- [What the task asks] From the data below, copy each line that includes the word "label".

[Source records]
###

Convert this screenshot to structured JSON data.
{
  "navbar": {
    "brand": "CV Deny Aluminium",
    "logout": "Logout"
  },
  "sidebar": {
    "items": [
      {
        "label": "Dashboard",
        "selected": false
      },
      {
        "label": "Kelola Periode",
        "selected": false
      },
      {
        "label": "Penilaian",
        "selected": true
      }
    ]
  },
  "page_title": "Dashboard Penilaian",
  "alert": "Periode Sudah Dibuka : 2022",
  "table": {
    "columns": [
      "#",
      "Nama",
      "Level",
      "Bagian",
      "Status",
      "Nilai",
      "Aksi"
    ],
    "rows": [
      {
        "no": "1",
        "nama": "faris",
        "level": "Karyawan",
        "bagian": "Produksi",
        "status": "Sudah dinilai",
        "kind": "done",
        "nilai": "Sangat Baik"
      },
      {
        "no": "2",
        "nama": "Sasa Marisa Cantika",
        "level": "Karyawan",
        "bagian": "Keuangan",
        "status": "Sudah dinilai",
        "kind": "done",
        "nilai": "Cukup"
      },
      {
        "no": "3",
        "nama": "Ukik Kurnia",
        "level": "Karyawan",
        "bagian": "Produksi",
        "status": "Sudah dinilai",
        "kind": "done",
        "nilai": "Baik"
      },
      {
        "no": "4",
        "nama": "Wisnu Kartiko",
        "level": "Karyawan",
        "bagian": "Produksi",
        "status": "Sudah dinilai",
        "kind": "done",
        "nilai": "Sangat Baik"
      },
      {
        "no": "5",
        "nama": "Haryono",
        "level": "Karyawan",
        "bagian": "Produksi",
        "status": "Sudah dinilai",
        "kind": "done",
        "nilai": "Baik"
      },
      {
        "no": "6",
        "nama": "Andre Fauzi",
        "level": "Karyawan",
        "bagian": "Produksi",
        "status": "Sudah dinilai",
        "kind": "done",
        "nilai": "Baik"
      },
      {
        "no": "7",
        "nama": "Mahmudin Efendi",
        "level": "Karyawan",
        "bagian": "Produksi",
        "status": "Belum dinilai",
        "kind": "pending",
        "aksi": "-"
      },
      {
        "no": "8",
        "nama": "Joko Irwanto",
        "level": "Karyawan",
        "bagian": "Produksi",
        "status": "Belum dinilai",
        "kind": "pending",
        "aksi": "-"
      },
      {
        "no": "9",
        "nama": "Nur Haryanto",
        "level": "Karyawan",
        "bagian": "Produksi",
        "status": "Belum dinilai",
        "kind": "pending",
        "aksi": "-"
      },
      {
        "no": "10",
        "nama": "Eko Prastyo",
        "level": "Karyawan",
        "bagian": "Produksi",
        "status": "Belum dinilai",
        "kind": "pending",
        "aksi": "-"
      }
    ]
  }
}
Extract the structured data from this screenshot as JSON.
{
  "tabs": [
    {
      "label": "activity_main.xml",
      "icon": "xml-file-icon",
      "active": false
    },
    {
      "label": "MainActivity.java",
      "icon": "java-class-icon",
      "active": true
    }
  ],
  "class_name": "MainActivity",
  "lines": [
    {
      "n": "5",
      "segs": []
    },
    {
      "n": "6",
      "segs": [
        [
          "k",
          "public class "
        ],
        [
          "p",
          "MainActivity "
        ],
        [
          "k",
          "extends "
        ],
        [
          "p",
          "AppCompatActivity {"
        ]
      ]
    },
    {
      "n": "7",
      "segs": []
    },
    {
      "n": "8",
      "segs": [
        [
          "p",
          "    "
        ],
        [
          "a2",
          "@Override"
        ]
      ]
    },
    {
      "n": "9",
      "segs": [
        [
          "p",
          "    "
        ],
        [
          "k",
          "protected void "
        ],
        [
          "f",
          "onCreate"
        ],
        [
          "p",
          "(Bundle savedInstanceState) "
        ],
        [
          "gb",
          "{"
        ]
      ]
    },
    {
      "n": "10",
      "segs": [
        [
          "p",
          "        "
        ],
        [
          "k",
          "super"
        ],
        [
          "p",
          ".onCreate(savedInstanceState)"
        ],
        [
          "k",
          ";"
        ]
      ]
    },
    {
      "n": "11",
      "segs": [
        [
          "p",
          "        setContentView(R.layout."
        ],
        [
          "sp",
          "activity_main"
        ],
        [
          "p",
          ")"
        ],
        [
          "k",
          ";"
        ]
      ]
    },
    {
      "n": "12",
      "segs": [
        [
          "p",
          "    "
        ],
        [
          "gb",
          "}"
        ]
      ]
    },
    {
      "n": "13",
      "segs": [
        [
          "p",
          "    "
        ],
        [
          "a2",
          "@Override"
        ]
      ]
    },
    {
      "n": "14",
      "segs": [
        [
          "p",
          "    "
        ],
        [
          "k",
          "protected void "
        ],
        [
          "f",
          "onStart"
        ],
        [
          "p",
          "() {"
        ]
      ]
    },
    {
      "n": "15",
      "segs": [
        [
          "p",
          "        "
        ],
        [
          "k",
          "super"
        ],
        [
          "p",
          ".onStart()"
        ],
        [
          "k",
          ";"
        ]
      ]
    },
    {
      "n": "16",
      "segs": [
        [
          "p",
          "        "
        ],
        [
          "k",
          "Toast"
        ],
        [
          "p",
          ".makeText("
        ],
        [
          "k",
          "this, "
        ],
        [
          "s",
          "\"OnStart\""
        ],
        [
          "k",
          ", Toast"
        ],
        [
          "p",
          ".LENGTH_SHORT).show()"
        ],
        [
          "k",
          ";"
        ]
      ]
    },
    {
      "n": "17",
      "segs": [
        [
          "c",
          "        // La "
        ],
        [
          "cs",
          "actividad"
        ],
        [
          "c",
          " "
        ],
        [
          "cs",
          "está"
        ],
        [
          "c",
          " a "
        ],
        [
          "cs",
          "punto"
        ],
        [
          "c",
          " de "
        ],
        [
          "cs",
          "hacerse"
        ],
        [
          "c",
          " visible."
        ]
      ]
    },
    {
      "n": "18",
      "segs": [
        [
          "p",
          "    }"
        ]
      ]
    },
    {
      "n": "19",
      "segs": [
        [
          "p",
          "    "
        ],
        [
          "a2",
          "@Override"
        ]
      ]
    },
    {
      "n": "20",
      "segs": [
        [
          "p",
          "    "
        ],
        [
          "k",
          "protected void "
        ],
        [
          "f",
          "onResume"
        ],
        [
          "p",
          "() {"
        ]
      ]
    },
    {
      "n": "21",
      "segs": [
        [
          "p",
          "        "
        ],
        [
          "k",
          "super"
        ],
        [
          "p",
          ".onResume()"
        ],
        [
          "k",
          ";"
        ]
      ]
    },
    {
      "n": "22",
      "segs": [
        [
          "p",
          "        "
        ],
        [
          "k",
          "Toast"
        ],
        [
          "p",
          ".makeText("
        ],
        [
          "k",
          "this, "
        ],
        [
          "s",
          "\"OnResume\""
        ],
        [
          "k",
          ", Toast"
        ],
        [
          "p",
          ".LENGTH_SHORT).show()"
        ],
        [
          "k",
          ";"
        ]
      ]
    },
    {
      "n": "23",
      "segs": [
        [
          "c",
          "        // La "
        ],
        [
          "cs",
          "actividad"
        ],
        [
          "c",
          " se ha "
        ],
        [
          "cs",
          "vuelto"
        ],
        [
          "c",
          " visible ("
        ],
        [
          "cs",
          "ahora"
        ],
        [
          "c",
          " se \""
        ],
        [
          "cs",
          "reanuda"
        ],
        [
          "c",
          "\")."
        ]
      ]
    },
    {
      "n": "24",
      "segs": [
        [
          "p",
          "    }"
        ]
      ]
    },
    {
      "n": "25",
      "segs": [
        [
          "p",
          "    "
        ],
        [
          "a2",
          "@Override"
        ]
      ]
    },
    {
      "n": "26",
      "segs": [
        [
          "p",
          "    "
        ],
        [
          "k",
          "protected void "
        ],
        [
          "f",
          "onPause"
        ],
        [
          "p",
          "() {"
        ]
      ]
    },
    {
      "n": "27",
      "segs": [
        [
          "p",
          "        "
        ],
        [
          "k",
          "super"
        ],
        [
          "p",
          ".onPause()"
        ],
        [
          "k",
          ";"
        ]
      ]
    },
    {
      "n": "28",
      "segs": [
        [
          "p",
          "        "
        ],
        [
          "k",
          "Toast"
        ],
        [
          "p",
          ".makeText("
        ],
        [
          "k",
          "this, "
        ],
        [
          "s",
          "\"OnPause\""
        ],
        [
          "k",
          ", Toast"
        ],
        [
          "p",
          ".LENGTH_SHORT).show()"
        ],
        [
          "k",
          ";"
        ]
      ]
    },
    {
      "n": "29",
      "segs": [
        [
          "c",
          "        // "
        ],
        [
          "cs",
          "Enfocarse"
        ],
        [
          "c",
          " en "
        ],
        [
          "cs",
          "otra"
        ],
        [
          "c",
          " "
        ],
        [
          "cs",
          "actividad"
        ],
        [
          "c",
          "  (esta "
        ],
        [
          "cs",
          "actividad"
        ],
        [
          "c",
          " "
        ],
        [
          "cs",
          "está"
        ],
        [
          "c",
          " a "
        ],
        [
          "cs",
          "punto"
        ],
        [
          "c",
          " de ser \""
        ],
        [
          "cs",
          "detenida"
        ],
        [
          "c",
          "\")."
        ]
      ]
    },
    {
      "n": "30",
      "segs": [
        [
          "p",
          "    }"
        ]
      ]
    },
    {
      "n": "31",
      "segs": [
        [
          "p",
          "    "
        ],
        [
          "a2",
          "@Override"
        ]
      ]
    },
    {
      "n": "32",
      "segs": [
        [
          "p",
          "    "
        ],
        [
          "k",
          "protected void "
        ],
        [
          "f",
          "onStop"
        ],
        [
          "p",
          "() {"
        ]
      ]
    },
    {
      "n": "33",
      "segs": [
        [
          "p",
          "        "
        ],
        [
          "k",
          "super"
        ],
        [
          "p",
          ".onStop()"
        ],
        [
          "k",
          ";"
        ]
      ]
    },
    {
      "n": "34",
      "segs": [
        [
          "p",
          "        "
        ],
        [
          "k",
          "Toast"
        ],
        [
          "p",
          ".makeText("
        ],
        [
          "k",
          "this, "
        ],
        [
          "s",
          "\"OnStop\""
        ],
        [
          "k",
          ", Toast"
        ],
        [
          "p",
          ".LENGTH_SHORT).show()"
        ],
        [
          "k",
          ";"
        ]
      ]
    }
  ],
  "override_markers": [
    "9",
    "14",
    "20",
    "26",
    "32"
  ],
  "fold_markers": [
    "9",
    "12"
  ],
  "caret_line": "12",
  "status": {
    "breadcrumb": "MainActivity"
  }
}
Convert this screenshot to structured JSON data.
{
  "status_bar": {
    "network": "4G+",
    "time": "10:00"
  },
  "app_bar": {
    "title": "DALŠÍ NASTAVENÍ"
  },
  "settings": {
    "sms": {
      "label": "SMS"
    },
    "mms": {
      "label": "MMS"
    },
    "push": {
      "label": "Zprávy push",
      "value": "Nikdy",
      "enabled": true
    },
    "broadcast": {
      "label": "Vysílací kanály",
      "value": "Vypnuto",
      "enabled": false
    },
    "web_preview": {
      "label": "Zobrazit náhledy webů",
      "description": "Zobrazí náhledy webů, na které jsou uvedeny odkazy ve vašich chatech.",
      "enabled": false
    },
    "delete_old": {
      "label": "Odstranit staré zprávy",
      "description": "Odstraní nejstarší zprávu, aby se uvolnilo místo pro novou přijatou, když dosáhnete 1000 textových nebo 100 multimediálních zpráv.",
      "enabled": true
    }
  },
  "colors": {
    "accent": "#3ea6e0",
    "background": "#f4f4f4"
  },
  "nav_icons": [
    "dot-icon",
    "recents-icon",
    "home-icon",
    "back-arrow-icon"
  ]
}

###

- [Exercise response]
        "label": "Dashboard",
        "label": "Kelola Periode",
        "label": "Penilaian",
      "label": "activity_main.xml",
      "label": "MainActivity.java",
      "label": "SMS"
      "label": "MMS"
      "label": "Zprávy push",
      "label": "Vysílací kanály",
      "label": "Zobrazit náhledy webů",
      "label": "Odstranit staré zprávy",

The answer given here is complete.